- [EXTRACTED INFORMATION]
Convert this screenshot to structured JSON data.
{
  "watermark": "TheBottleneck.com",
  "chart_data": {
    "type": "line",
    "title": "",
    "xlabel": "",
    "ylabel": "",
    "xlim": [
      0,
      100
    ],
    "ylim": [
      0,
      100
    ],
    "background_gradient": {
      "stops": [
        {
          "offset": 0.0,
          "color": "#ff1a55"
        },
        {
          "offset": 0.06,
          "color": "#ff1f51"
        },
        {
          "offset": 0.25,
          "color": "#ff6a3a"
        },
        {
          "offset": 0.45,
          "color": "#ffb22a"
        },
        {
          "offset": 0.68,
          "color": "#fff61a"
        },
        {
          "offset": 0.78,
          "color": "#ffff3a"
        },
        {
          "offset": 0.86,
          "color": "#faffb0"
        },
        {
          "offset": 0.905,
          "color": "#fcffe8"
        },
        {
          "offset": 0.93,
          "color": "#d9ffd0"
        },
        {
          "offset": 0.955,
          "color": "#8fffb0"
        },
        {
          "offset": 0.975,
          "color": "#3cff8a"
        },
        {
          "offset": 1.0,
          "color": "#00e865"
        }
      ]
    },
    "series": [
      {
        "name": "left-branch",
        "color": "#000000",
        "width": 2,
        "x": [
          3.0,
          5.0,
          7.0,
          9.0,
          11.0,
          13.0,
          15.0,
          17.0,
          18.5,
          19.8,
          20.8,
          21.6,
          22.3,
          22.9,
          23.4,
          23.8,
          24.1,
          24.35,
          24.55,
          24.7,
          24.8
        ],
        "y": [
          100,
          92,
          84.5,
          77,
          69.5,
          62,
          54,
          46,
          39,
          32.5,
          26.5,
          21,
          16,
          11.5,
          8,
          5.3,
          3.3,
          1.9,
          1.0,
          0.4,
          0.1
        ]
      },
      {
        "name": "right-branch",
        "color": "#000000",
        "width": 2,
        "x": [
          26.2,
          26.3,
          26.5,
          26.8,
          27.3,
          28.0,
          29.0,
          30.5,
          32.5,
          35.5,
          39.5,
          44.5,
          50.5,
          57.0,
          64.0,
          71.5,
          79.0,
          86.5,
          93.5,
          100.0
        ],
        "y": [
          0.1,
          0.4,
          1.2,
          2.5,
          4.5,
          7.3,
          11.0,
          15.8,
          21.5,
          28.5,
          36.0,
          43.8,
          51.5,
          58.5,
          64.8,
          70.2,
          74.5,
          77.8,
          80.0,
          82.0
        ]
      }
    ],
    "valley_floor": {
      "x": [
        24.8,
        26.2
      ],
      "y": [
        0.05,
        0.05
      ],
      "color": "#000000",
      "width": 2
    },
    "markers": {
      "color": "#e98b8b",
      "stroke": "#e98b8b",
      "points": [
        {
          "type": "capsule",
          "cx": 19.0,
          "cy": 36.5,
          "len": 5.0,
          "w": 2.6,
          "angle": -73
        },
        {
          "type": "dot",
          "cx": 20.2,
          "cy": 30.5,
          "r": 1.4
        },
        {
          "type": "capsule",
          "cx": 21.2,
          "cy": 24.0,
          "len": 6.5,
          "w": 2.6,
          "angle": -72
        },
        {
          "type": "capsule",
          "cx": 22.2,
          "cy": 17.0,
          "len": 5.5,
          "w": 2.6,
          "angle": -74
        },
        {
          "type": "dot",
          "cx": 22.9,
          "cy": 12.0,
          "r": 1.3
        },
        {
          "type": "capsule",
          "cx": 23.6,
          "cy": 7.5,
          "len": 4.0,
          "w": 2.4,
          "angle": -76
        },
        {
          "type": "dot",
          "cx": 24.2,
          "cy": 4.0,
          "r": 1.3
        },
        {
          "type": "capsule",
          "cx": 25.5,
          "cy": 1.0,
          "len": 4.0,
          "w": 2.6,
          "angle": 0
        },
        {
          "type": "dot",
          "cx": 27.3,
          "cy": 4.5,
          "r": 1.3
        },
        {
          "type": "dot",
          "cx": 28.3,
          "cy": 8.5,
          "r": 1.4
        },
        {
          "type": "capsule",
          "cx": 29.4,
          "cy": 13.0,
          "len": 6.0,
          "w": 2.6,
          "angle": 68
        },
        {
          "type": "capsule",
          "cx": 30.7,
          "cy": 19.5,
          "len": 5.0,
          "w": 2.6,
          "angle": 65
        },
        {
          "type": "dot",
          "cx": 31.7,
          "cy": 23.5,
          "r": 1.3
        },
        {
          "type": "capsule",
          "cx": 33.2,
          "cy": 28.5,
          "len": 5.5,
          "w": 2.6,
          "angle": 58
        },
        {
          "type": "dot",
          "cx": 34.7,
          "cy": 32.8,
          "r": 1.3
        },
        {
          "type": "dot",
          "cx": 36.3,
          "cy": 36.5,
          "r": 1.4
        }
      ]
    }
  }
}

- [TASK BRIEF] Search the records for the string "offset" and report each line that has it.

- [EXPECTED ANSWER]
          "offset": 0.0,
          "offset": 0.06,
          "offset": 0.25,
          "offset": 0.45,
          "offset": 0.68,
          "offset": 0.78,
          "offset": 0.86,
          "offset": 0.905,
          "offset": 0.93,
          "offset": 0.955,
          "offset": 0.975,
          "offset": 1.0,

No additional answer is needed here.